Our goal was to create a concept EP that was interesting compositionally and lyrically. We exist to write music, and we wanted to fulfill that purpose. That’s really all there is to it!
From where does Warseid derive musical influence? The music has obvious ‘folk’ influences and the lyrics of ‘Farewell’ are telling of your passion, but I must ask, as it is uncommon for USA bands to contain such subject matter.
Our original influences are the darker ‘folk metal’ bands such as Moonsorrow and Thyrfing, and we take influence from them still, but we are inspired by a great number of groups and genres from black metal to classical music. It’s difficult to say exactly where our influence is focused at this point.
How long were these songs in ‘writing mode’? How much did the change when entering the studio with producer Cory Scheider?
The four parts in WFLU were being written for about a year or so. I think over a year? I remember when we had just begun writing Shackles Through Sand and that was around February 2011. So yeah, about a year. When we finally got into the studio in May 2012, a few riffs were altered a bit, some runs, and there was a lot of on the spot writing to fill in some space that we didn’t realize was there until we began recording. In the end, though, what was recorded was very close to what we had written in the previous year.
What was the recording process like? Did you obsess over details or was it more of a ‘live’ album?
We always obsess over details. It takes us quite a long time to finalize most parts of songs because we go into a very long reiterative phase. Everything has to be spot on, but at the same time, perhaps paradoxically, we also want that feeling of authenticity that “live” sort of albums create.
Tell me a bit about the cover art and how it fits into your vision of the album!
The album artwork is special to us. We hired Marta Sokolowska (http://weremoon.deviantart.com/) to do the artwork, but we didn’t tell her what to create. Instead, we gave her the lyrics and asked her to come up with artwork based off that.
What does the near future hold for Warseid?
Hopefully great things! haha. Currently, we’re booking a small winter tour around the Midwest with some good friends of ours, and writing new material. That’s the our state currently: Warseid is cyclical. During the fall and spring months, we’re all busy attending colleges, but during the winter and summer months, we try and play live as much as we can. We also have some big plans for next summer, and a full length is somewhere on the horizon. A lot is on its way down the pike.

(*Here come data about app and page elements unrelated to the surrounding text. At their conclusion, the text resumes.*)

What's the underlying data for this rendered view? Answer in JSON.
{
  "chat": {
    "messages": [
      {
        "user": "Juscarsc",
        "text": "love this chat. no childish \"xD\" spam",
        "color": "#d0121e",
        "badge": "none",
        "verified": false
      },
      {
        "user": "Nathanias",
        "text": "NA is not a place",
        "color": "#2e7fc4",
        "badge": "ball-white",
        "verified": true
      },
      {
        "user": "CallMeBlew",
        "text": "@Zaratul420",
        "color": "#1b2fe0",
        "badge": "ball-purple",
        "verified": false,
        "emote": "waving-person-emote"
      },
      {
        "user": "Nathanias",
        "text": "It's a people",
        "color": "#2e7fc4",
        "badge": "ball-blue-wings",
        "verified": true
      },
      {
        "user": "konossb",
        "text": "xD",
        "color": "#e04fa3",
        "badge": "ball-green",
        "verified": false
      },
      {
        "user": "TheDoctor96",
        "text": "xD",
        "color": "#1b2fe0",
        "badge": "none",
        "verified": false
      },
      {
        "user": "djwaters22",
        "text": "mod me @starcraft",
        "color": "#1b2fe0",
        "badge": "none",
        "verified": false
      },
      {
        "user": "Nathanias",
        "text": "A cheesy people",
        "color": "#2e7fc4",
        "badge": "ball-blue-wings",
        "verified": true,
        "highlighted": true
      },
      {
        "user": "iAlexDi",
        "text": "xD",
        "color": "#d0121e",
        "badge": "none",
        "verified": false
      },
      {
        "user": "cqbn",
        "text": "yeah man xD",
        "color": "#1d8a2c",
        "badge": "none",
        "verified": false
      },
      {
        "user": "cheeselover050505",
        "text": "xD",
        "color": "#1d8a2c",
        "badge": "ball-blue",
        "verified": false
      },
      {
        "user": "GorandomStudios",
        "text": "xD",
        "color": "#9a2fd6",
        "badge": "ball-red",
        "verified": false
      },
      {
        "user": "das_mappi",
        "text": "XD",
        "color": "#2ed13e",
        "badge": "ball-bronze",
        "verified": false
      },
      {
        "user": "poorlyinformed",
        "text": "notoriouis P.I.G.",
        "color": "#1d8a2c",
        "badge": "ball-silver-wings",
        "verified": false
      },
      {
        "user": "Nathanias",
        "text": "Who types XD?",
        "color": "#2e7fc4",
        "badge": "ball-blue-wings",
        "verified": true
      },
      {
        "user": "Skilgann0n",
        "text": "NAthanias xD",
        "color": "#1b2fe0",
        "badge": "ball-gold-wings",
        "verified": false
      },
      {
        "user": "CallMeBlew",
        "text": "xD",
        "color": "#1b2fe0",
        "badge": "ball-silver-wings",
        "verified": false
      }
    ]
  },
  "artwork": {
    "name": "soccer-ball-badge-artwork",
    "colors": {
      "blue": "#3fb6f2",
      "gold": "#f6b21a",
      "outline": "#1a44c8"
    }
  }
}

The last words are yours!
We appreciate you taking the time to interview us!